Many of these people are at that point where the hunger they had for recovery has been replaced by the idea that they are on the mountaintop and no longer need the support of others. I have heard from many “Sarahs” that they’re beyond the need for recovery meetings or the all-too-common statement, “I don’t need a mentor; I can do this on my own.” For some, work takes the place of church attendance, and before they know it they are back in that place they swore they would never go.
As a recovering alcoholic of almost 20 years, I have had times when I felt I was on the mountaintop, that I no longer needed support and “I can do this on my own.” I had lost the hunger for my recovery, and on several occasions found myself teetering on the edge of relapse.
Fortunately for me, I had people around me who understood that my isolation was not healthy and pointed me back towards recovery before I picked up that next drink. I quickly re-engaged in my recovery, getting involved in a men’s support group and choosing a home church.
I came to understand that recovery is not a destination; it is a lifelong journey. You must be hungry for it, willing to do whatever it takes to make the long haul.
UGM Executive Director Phil Altmeyer said it best when he said a person must start with long-term recovery in mind to be successful in lifelong recovery.
Today I have a hunger for recovery that can only be satisfied through my church family, support groups and the continued grace that Christ extends to me each and every day.
Others recognize that need in different ways. Another Phil – Dr. Phil – recently said, “Anybody can be a star in rehab.
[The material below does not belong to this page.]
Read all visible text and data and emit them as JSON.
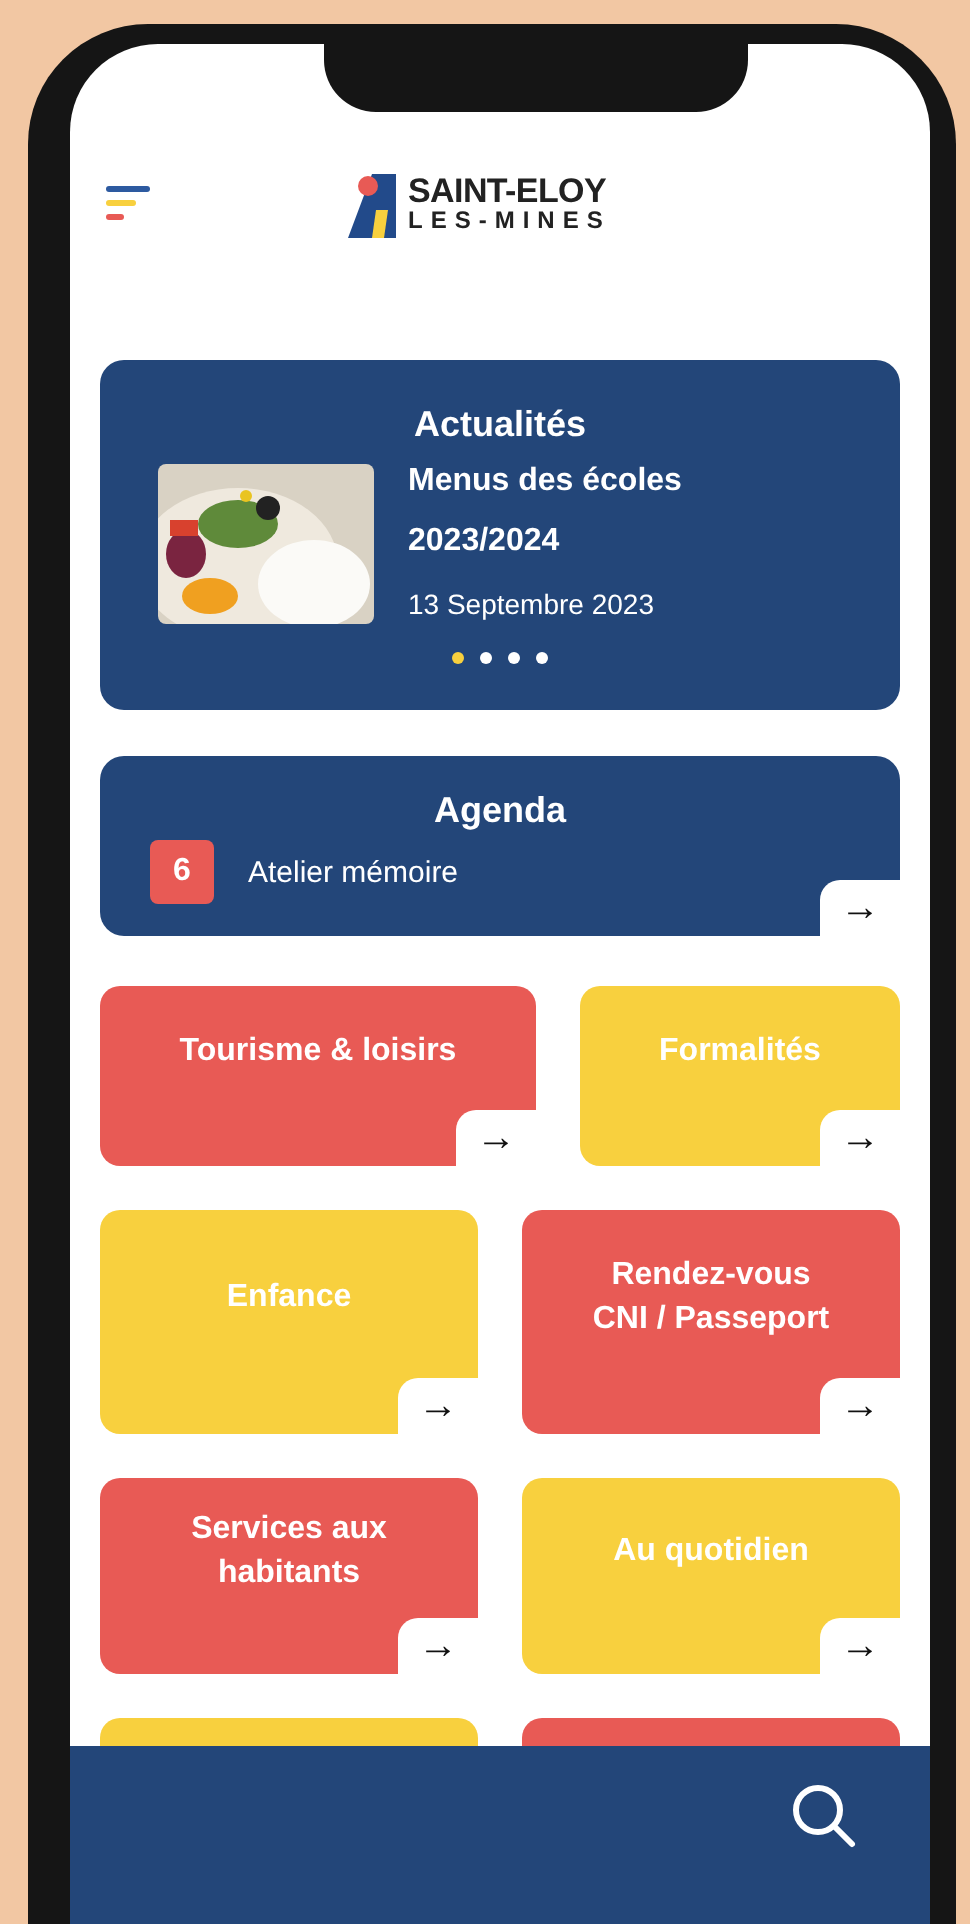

The problem is transitioning back into the real world.” A 1991 document put out by the US Navy stated that aftercare was so important to recovery that they made it a one-year part of their program.
My message to each person I work with, to myself even, is simple: We must start with long-term recovery in mind and not let go of the hunger that brought us through the Mission doors. Resist the temptation to relax in your recovery work, and learn to accept that accountability will be the lifeline for your success.
Our Recovery for Life 12-Step meetings are Christ-centered and held on site at each of our LIFE Recovery Program locations. We are not addiction-specific: Regardless of what you might be struggling with (substance abuse, gambling, sex addictions, overeating, co-dependency, etc.), you are welcome.
Our meetings are open to all UGM program participants, guests, and the public. Every week, you’ll find a group that uses the power of God, the 12 steps, and unity to overcome addictions and change who we are. The times and locations of these meetings are posted here.
Spot the beginnings of addiction in your life with the help of former UGM Counselor John Dunne in this video.